Many will agree to a three-act structure, and that’s where the consensus ends. You have to find out what works for you and best serves your story. If you’re the kind of person who wants a template or some kind of parameters to make you feel comfortable, you probably drew the graph from Syd Field’s book. I prefer to start telling the story first, then panic later when my structure doesn’t work. To hone this skill a little better, I’ve played around with templates, which are sort of like puzzles, to see how many stories can be boiled down that way. If you do this, you’ll most certainly run into exceptions that don’t fit neatly into anything. But if it makes you feel better, try this:

In Act One, there’s an initial question to be answered. By the end of Act One, it’s answered. And the answer is what causes the problems in Act Two. By Act Three, at the climax, a more central question has to be answered.

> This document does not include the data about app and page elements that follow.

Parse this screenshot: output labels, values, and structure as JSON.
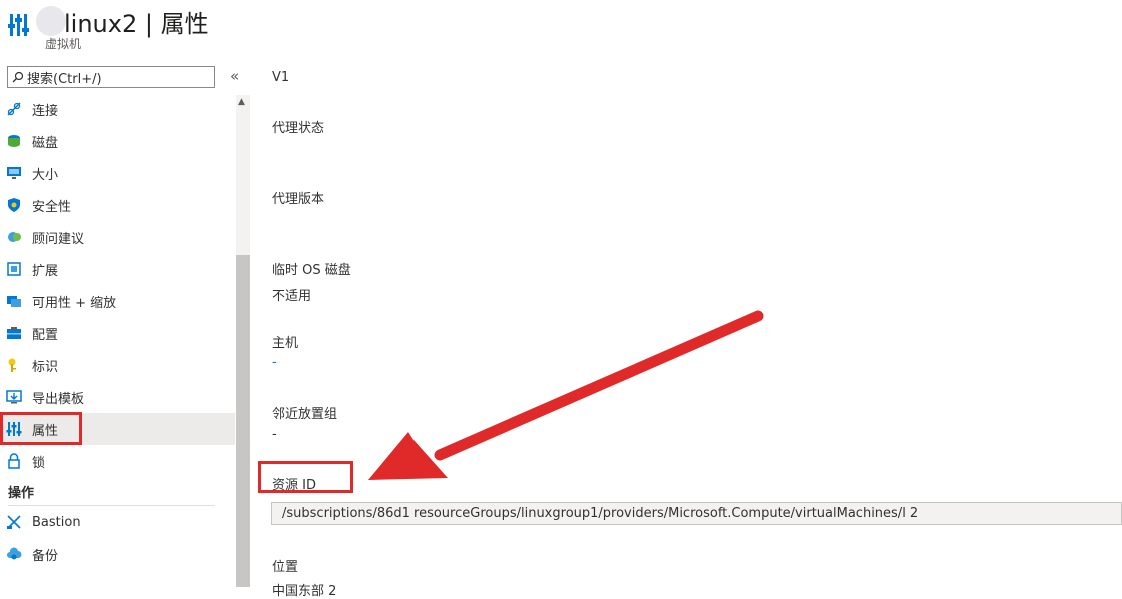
{
  "header": {
    "title": "linux2 | 属性",
    "subtitle": "虚拟机",
    "icon": "properties-icon"
  },
  "search": {
    "placeholder": "搜索(Ctrl+/)",
    "collapse_glyph": "«"
  },
  "sidebar": {
    "items": [
      {
        "label": "连接",
        "icon": "connect-icon"
      },
      {
        "label": "磁盘",
        "icon": "disk-icon"
      },
      {
        "label": "大小",
        "icon": "size-icon"
      },
      {
        "label": "安全性",
        "icon": "security-shield-icon"
      },
      {
        "label": "顾问建议",
        "icon": "advisor-icon"
      },
      {
        "label": "扩展",
        "icon": "extensions-icon"
      },
      {
        "label": "可用性 + 缩放",
        "icon": "availability-icon"
      },
      {
        "label": "配置",
        "icon": "configuration-icon"
      },
      {
        "label": "标识",
        "icon": "identity-key-icon"
      },
      {
        "label": "导出模板",
        "icon": "export-template-icon"
      },
      {
        "label": "属性",
        "icon": "properties-icon",
        "active": true
      },
      {
        "label": "锁",
        "icon": "lock-icon"
      }
    ],
    "section_label": "操作",
    "section_items": [
      {
        "label": "Bastion",
        "icon": "bastion-icon"
      },
      {
        "label": "备份",
        "icon": "backup-cloud-icon"
      }
    ]
  },
  "properties": {
    "generation_value": "V1",
    "agent_status_label": "代理状态",
    "agent_version_label": "代理版本",
    "temp_os_disk_label": "临时 OS 磁盘",
    "temp_os_disk_value": "不适用",
    "host_label": "主机",
    "host_value": "-",
    "ppg_label": "邻近放置组",
    "ppg_value": "-",
    "resource_id_label": "资源 ID",
    "resource_id_value": "/subscriptions/86d1     resourceGroups/linuxgroup1/providers/Microsoft.Compute/virtualMachines/l     2",
    "location_label": "位置",
    "location_value": "中国东部 2"
  },
  "colors": {
    "highlight": "#e02a2a",
    "accent": "#0078d4"
  }
}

Here’s an example (spoiler alert): In Something’s Gotta Give, the central, looming question is whether or not Harry will change his ways and stop being a womanizer. The more immediate question is whether or not Erica will fall in love with Harry. She does.

By Act Two, her love for him causes great pain and suffering when, after convincing herself she was the one to change him, she catches him with another woman.

In Act Three, at the climax, Harry confesses his love for Erica. He’s even circled the globe to right the wrongs of his past, proving that yes, he will stop being a womanizer, the central question above.

This, of course, is an oversimplification. But sometimes you need to start with the bare bones before you add more meat to your story. (Sorry for the carnivorous metaphor.) But you get the idea.

Plug in your favorite films to see what they have in common and how the structure works in each of them. And keep checking this blog for more tips about structure.

 

5.   You have to love what you’re doing.

If you are truly a screenwriter, there is no immediate gratification. There isn’t always the financial compensation you hope for. There are long hours, and your friends and family will think you’re crazy most of the time. Sometimes the politics of the business will cause a heartbreaking loss just when you think your career has taken off. If you’re still compelled to get up each morning and pound out more scenes on your computer because you can’t NOT do it, then you must go ahead. Remember that hard work and tough odds make the rewards that much sweeter!

Good luck and happy writing!

 

2018-02-08T22:16:54+00:00 February 8th, 2018|Uncategorized|0 Comments

Leave A Comment